[App and web page records]
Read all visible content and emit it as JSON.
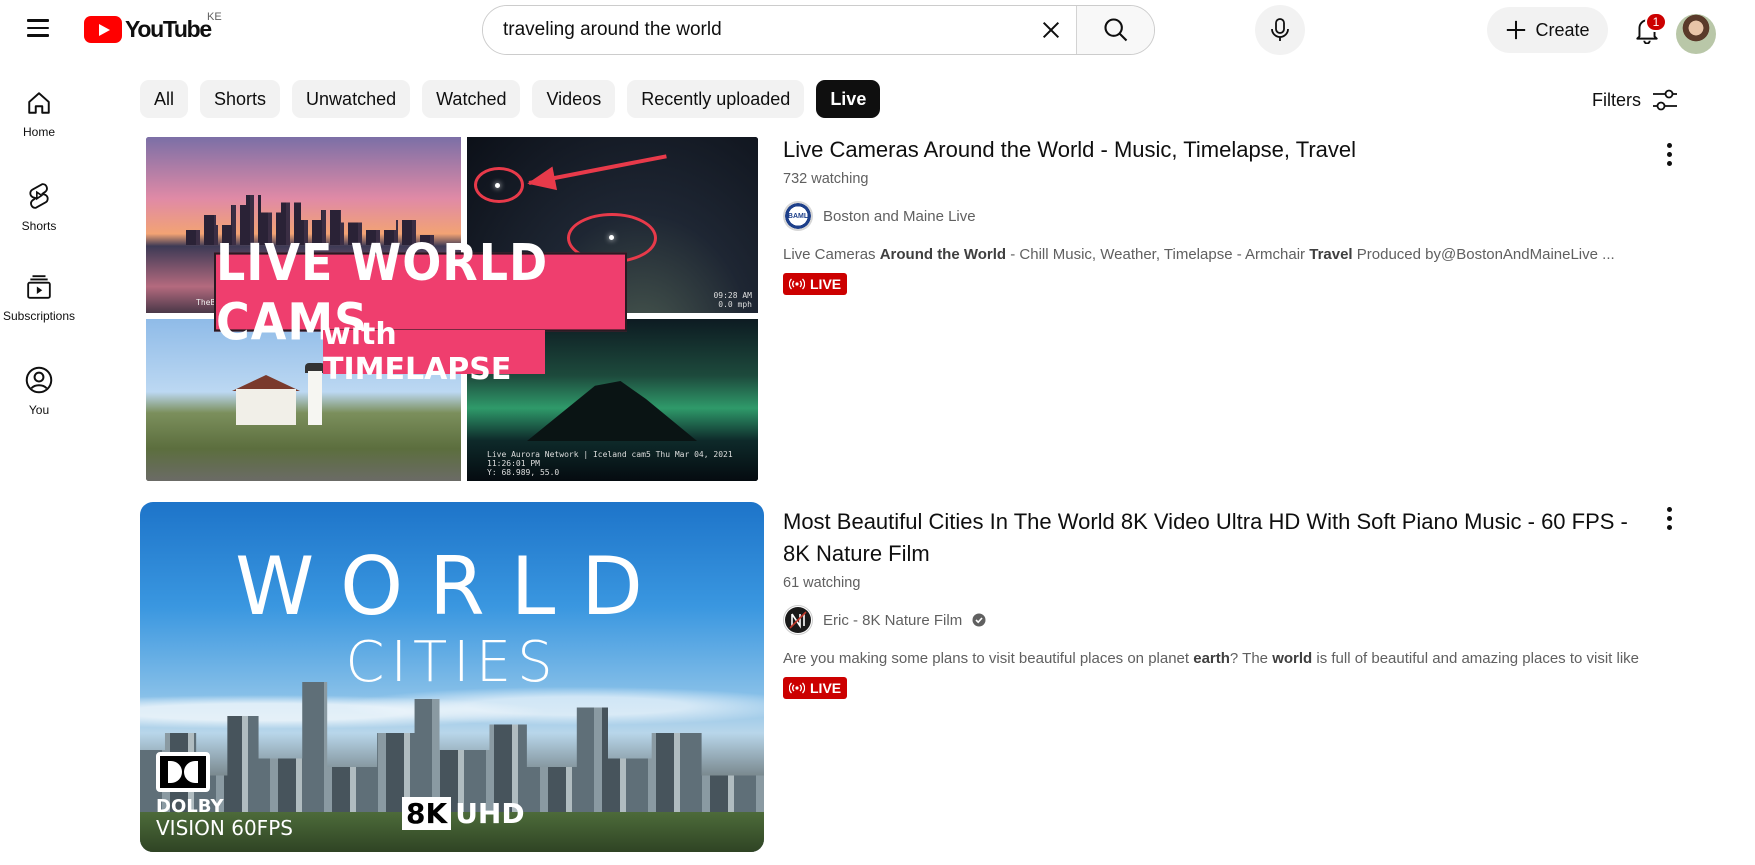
{
  "header": {
    "logo_text": "YouTube",
    "country": "KE",
    "search": {
      "value": "traveling around the world",
      "placeholder": "Search"
    },
    "create_label": "Create",
    "notification_count": "1"
  },
  "sidebar": {
    "items": [
      {
        "label": "Home",
        "icon": "home-icon"
      },
      {
        "label": "Shorts",
        "icon": "shorts-icon"
      },
      {
        "label": "Subscriptions",
        "icon": "subscriptions-icon"
      },
      {
        "label": "You",
        "icon": "you-icon"
      }
    ]
  },
  "chips": [
    {
      "label": "All",
      "active": false
    },
    {
      "label": "Shorts",
      "active": false
    },
    {
      "label": "Unwatched",
      "active": false
    },
    {
      "label": "Watched",
      "active": false
    },
    {
      "label": "Videos",
      "active": false
    },
    {
      "label": "Recently uploaded",
      "active": false
    },
    {
      "label": "Live",
      "active": true
    }
  ],
  "filters_label": "Filters",
  "results": [
    {
      "title": "Live Cameras Around the World - Music, Timelapse, Travel",
      "meta": "732 watching",
      "channel": "Boston and Maine Live",
      "channel_avatar_text": "BAML",
      "desc_parts": [
        "Live Cameras ",
        "Around the World",
        " - Chill Music, Weather, Timelapse - Armchair ",
        "Travel",
        " Produced by@BostonAndMaineLive ..."
      ],
      "badge": "LIVE",
      "thumbnail": {
        "banner": "LIVE WORLD CAMS",
        "sub": "with TIMELAPSE",
        "cap1": "TheBost",
        "cap2a": "09:28 AM",
        "cap2b": "0.0 mph",
        "cap4a": "Live Aurora Network | Iceland cam5  Thu Mar 04, 2021  11:26:01 PM",
        "cap4b": "Y: 68.989,  55.0"
      }
    },
    {
      "title": "Most Beautiful Cities In The World 8K Video Ultra HD With Soft Piano Music - 60 FPS - 8K Nature Film",
      "meta": "61 watching",
      "channel": "Eric - 8K Nature Film",
      "verified": true,
      "desc_parts": [
        "Are you making some plans to visit beautiful places on planet ",
        "earth",
        "? The ",
        "world",
        " is full of beautiful and amazing places to visit like ..."
      ],
      "badge": "LIVE",
      "thumbnail": {
        "word1": "WORLD",
        "word2": "CITIES",
        "dolby": "DOLBY",
        "dolby_sub": "VISION 60FPS",
        "res": "8K",
        "res_sub": "UHD"
      }
    }
  ],
  "colors": {
    "accent_red": "#ff0000",
    "live_red": "#cc0000",
    "chip_bg": "#f2f2f2",
    "chip_active_bg": "#0f0f0f"
  }
}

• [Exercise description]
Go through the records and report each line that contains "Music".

• [Task solution]
      "title": "Live Cameras Around the World - Music, Timelapse, Travel",
        " - Chill Music, Weather, Timelapse - Armchair ",
      "title": "Most Beautiful Cities In The World 8K Video Ultra HD With Soft Piano Music - 60 FPS - 8K Nature Film",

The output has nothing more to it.